Danish youngsters between the ages of 11 and 15 spend half as much time with their friends than they did in 1988, according to a new report. The National Institute of Public Health’s School Children’s Study 2010 found that most now choose to interact with others digitally via their personal computers.
“Many 11 year-old children are closed-mouthed and spend most of the afternoon at home in front of a computer screen with games, films and Facebook,” Pernille Due, research programme director for NIPH, told Berlingske newspaper. “There has been an enormous change in how children socialise with one another,” she added.
Anders Colding-Jorgensen, who specialises in social media psychology, said that the trend reveals how the social skills of modern children are being compromised by online technologies.
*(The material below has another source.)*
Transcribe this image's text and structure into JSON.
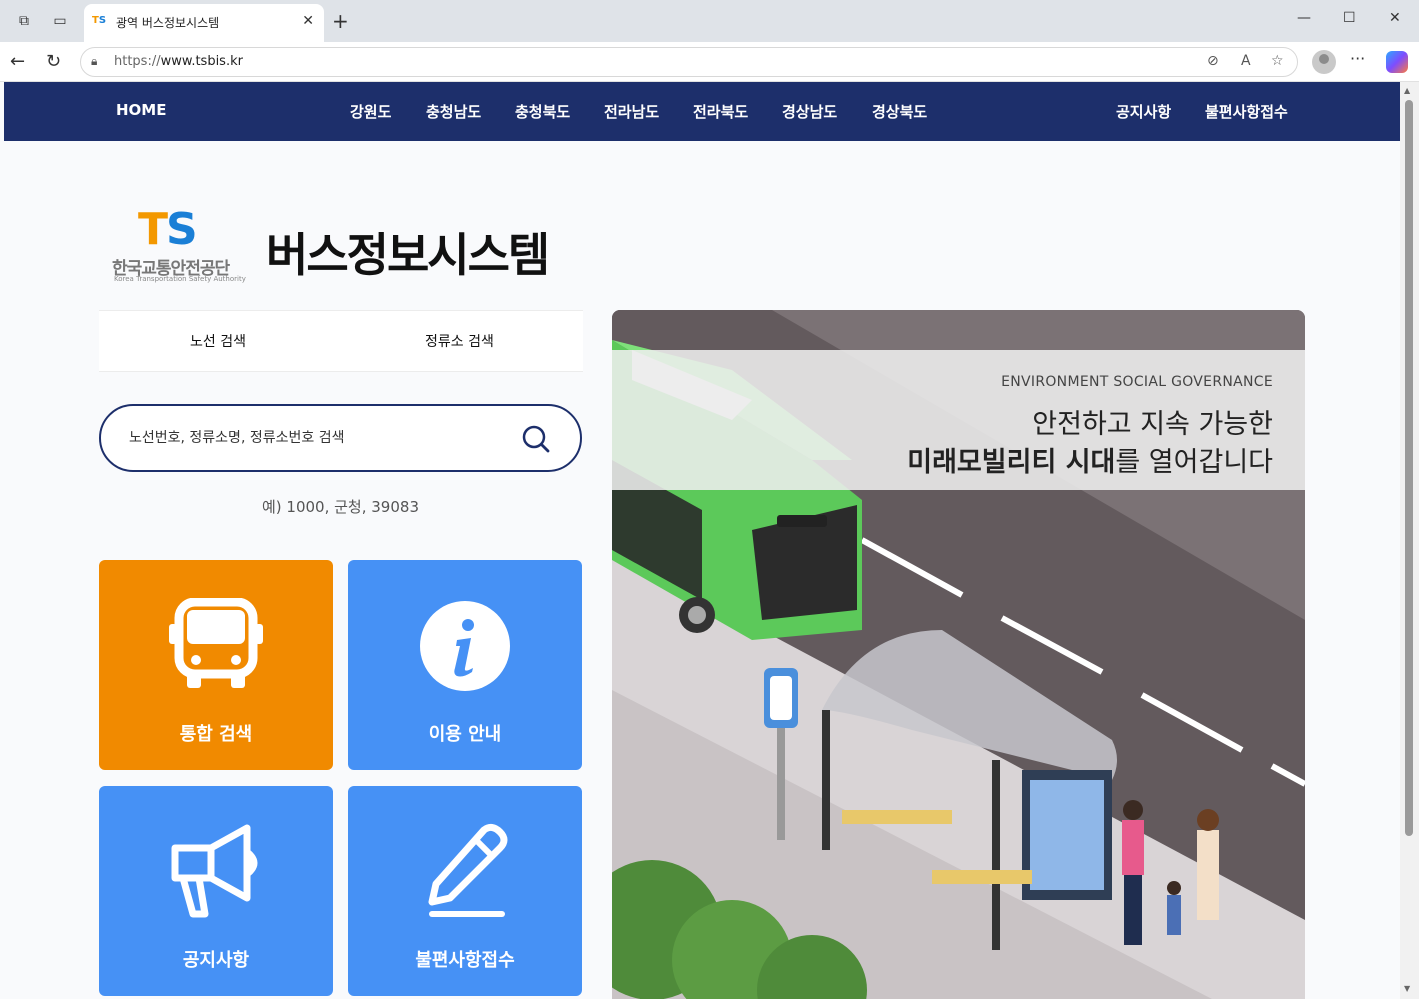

“Social media cheat the brain into thinking we are together with other people and that all of our social needs are being met,” Jorgensen said in a Copenhagen Post report. “But the body knows very well that it is just sitting still, totally without noticing body language, without noticing the nearness or scent of other people. It’s a little like drinking a cola, which also tricks the brain into thinking it is getting nutrition and vitamins,” he added.